“The path ran out,” she said, “I wasn’t looking. I stepped on something.”

John knelt down beside her, gently lifting her right foot. Something sharp and metallic had pierced his flimsy canvas shoe. It was roughly the shape of a nail, but broader, with a square base. John looked at Sarah apologetically. She was wincing from the pain.

“You may hate me for a moment, but I’m going to have to pull it out,” John said.

Sarah nodded. She closed her eyes and held her breath.

John closed his hand around the base of the strange object and pulled, hard and straight. It slid back through the shoe, with some abruptness. Sarah cried out, as much in pain as in relief that John was able to remove it on the first try.

“Sorry,” he said, “Here, let me help you.”

“Thank you,” she smiled at him, wiping some stray tears.

John carefully removed the shoe. Unbuttoning his over shirt, he took it off and wrapped it around Sarah’s foot. When the makeshift bandage was secure, he asked her, “Do you want to keep going? If you need to, we can rest here a moment.”

“No, that’s alright. Something tells me we should keep on,” Sarah looked gingerly at the pointed metal shard in her hand,  “What shall we do with this? Keep it is a memento?”

“I suppose so,” John said, “Here, I have pockets.” He wrapped it in a handkerchief and placed it in his back pocket. Then removed the letter, which he had put there at the start of the path.

“What do we do now? What does it say?”

John took a deep breath and read:


Their eyes met, afraid for one another. The thick grasses, bushes, and brambles cleared away around them. And there where they stood, the path divided.

the ballad of icarus

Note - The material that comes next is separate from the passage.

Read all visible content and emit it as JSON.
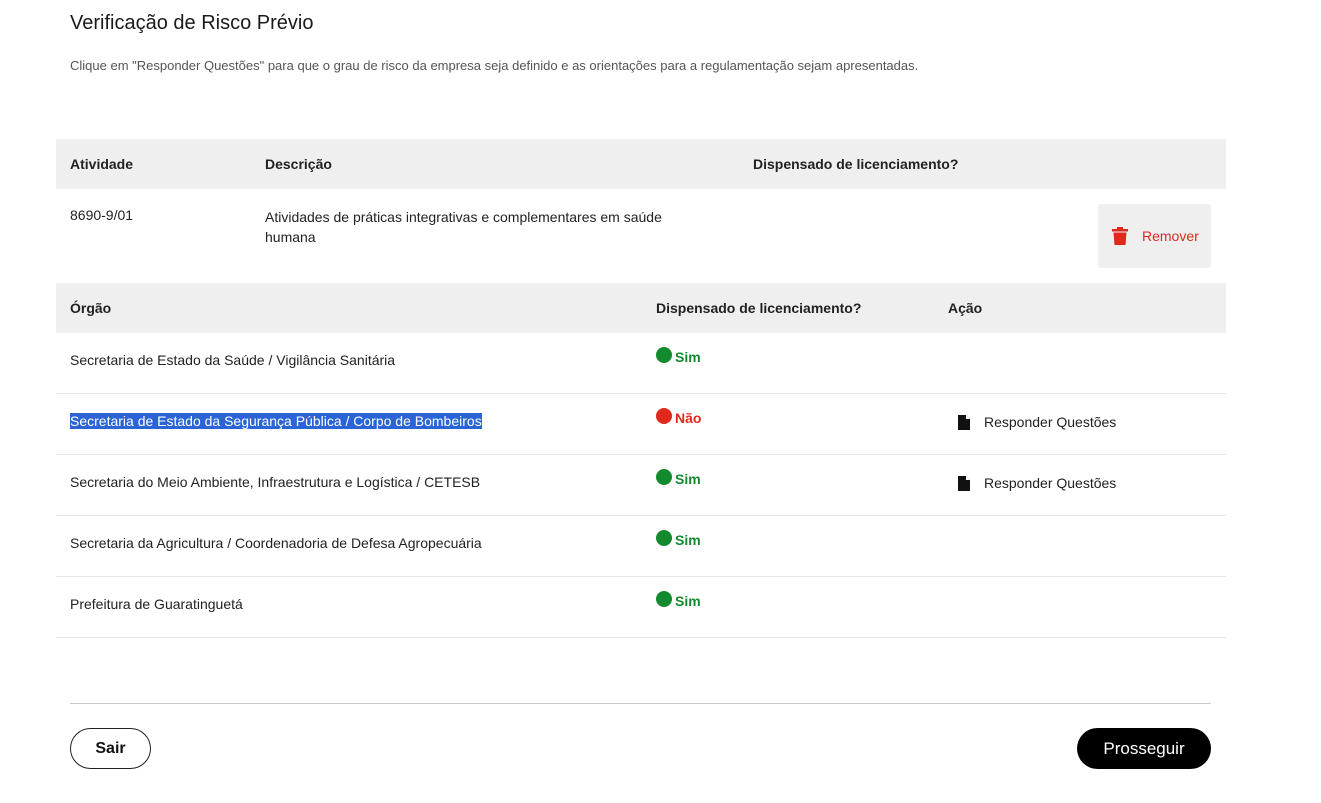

Hey all , here is a brand new poem! Who knows if WP will preserve my formatting? It rarely does! But I hope you enjoy, nonetheless.

Row, row, row your boat

Down the stream of Consciousness

Crying out like Paul Revere

Something’s coming

Find your bliss

Hold your hands out for the lemons

Life is bound to hand to you

Leave them lying at your feet

Cause you have better things to do

Like close your eyes

Close your eyes

To dream of flying

Take the pills and listen

To the things the experts have to say

Save it with your favorite songs

To use up on a rainy day

Pick the flowers from the yard

And place them there behind your ear

I want to set a whisper there

But you must do this first to hear

So close your eyes

Close your eyes

To dream of flying

Icarus fell to the earth

With ego bruised, afraid and burned

They asked him “Friend, what can you share?

What should we do? What have you learned?”

He said that life had humbled him

That was the truth, that much he knew

“When you feel that all is lost,

There’s only one thing you can do”

Just close your eyes

Close your eyes

To dream of flying

Yes, close your eyes.

Close your eyes

And dream of flying

June 6, 2010